The number of troops diagnosed as overweight or obese has more than doubled since the start of the Iraq war, yet another example of stress and strains of continuing combat deployments, according to a recent Pentagon study.
Let me see if I have this right....Obesity is in large part a product of inactivity. Being deployed in a war zone entails many hazards, but becoming a couch potato is not one of them. If servicemen really are packing on the pounds while deployed in Iraq, it doesn't mean they're too stressed out, but that they don't have enough to do over there.
As it turns out, however, Zoroya's story is remarkably thin (bad pun, I know). Just for starters, the headline is wrong in declaring that obesity has doubled. Here's what the piece actually says:
From 1998 to 2002, the number of servicemembers diagnosed as overweight remained steady at about one or two out of 100. But those numbers increased after 2003, according to the study, and today nearly one in 20 are diagnosed as clinically
Zoroya's lead paragraph combines "overweight" and "obese," which are two *different* levels of weight, and the headline writer settled on the latter, which is inaccurate, although obviously both more sensational and a shorter word. But all the study finds is that the percentage of overweight servicemen has increased, to 5% from 1% or 2%. Wow. Big deal.

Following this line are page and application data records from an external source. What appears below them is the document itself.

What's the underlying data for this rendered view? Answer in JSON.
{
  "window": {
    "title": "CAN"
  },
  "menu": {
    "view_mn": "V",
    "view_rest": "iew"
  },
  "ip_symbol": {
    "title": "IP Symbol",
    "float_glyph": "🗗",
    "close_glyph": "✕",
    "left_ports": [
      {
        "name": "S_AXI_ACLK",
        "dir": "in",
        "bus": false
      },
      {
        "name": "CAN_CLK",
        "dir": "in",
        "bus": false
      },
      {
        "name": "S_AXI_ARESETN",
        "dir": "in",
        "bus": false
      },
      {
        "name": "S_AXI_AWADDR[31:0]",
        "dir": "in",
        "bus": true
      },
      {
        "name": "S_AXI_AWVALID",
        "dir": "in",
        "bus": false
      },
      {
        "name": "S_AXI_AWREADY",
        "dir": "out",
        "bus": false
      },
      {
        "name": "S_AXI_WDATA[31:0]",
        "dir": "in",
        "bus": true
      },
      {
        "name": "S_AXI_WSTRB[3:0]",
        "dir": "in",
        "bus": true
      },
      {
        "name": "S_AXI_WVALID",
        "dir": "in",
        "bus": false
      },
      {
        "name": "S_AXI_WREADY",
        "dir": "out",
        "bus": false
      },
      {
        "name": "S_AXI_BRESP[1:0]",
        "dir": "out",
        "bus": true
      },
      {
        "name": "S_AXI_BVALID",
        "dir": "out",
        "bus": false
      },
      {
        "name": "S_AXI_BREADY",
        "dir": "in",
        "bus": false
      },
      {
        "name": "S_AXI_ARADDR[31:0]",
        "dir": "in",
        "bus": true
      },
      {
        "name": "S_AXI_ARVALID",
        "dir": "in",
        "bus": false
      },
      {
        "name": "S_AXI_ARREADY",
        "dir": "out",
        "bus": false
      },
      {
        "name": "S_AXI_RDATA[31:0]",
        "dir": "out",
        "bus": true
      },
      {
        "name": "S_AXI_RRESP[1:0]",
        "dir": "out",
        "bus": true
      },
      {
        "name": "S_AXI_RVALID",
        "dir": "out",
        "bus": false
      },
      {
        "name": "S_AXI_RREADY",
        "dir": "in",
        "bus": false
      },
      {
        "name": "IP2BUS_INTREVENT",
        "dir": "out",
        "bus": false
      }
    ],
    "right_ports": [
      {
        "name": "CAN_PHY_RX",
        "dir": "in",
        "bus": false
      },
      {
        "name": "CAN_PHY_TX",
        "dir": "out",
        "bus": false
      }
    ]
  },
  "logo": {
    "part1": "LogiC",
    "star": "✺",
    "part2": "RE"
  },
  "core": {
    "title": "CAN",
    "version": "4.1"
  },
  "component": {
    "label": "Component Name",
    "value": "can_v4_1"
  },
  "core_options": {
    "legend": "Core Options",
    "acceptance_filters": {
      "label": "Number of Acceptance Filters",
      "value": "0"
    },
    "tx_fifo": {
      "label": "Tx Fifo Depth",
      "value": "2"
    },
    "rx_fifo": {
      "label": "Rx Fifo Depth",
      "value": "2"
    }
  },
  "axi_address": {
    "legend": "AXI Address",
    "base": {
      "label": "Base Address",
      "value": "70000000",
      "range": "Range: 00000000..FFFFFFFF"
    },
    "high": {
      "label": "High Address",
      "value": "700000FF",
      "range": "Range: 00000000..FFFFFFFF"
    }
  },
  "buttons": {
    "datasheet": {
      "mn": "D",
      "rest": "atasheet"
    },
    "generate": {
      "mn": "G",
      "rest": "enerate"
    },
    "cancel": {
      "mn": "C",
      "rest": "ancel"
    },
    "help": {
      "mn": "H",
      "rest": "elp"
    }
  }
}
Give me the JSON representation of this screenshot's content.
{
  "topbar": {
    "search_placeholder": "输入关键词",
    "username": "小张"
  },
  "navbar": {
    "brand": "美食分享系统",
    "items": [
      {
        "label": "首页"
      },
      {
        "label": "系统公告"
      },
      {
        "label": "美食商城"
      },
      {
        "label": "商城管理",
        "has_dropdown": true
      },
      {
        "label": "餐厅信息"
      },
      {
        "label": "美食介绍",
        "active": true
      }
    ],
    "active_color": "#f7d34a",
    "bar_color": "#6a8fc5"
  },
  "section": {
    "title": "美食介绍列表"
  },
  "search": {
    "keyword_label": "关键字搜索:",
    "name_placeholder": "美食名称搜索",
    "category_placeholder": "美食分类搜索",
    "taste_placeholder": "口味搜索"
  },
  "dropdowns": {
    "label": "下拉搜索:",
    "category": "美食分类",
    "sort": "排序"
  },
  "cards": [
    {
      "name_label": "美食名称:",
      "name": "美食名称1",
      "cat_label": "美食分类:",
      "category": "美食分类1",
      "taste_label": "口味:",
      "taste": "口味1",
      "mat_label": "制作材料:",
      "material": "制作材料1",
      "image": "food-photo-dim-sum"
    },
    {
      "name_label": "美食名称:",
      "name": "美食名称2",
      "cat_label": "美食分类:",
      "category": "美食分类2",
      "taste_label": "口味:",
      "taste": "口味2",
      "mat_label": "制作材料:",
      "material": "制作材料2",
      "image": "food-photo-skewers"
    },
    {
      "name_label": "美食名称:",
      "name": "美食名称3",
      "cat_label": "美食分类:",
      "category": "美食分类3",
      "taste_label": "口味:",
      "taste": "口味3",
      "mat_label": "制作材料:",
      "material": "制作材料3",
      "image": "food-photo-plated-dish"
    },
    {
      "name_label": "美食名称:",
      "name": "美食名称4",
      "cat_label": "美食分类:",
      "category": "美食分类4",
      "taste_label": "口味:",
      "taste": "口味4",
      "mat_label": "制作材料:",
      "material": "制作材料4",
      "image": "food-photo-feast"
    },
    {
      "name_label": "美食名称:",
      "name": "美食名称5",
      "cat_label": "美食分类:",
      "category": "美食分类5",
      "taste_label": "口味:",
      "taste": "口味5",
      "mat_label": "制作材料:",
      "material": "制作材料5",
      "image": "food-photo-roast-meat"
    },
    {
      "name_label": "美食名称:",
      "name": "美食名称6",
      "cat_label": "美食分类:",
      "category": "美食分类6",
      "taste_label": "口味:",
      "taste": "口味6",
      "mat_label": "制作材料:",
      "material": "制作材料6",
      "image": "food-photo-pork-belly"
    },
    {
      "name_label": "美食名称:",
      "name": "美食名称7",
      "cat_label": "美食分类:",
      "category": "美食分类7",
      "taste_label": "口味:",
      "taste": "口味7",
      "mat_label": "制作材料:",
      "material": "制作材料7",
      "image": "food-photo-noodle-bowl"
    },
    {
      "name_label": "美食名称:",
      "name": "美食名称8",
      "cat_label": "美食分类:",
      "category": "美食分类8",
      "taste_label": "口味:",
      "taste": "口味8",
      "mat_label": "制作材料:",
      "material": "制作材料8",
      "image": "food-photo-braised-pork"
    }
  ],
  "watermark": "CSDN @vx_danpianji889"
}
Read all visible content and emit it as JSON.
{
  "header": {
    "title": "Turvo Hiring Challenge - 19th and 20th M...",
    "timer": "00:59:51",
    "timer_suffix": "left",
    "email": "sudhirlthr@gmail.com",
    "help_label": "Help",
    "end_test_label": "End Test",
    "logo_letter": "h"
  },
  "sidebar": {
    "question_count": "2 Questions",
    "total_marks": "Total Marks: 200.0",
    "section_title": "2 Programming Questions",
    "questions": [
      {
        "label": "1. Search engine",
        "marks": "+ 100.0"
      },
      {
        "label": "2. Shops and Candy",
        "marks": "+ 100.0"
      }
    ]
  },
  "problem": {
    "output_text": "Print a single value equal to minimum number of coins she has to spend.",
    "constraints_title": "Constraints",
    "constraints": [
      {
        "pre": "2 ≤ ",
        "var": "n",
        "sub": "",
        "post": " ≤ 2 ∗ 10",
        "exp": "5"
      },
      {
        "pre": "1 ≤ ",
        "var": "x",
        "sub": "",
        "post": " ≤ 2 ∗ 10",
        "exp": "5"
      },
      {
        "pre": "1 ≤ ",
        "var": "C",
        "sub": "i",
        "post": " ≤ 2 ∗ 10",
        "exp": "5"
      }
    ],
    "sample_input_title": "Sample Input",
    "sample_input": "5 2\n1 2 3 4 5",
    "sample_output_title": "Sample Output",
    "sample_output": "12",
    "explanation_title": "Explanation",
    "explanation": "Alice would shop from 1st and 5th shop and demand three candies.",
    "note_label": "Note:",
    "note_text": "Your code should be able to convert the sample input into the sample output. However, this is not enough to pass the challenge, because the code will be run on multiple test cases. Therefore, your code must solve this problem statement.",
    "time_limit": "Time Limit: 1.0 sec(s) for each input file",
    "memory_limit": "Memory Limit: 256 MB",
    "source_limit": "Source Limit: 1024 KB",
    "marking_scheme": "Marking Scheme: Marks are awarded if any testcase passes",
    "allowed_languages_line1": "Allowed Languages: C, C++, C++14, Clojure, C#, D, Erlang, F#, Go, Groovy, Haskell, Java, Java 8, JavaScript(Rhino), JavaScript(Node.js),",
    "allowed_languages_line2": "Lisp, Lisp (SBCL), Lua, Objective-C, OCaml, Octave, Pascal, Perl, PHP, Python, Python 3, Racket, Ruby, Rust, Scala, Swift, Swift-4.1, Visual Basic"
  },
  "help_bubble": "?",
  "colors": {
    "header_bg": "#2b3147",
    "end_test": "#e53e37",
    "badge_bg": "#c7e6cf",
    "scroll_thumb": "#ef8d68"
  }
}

The military has physical-fitness requirements, so that the likelihood of a soldier being *obese* is quite slim.
By contrast, Zoroya writes, "one in five Americans between ages 18 to 34 is obese, the study says." In other words, by the study's numbers, a young American adult not in the service is four times as likely to be *obese* as a military man is to be merely *overweight*, which is a lower weight level.
And even then, some obvious questions need to be asked:
1) Are the numbers adjusted for age? If not, it may be that the expanding number of overweight soldiers is a function of the average soldier's being older, as a result of higher re-enlistment and the deployment of reserve and National Guard units into active duty.
2) Are servicemen--and especially older servicemen--more likely to be examined by military physicians during wartime than peacetime?
The most amusing flaw in this story, though, is that Zoroya quotes the study as saying the exact opposite of what the reporter claims it says:
"Stress and return from deployment were the most frequently cited reasons" for gaining weight, the study said.
Not deployment--return from deployment. This makes perfect sense: On coming home after months in a war zone to the land of McDonald's, home cooking and alcohol, who wouldn't indulge enough to put on some pounds?
There is a reason for this new liberal media tack. They have realized that they can't smear our brave troops as monsters and baby-killers anymore, so now they fall over themselves to portray them as victims, unfortunates, and otherwise losers. The media depiction of vets as victims is obviously superior to its depiction of them as monsters, but it is full of its own condescension.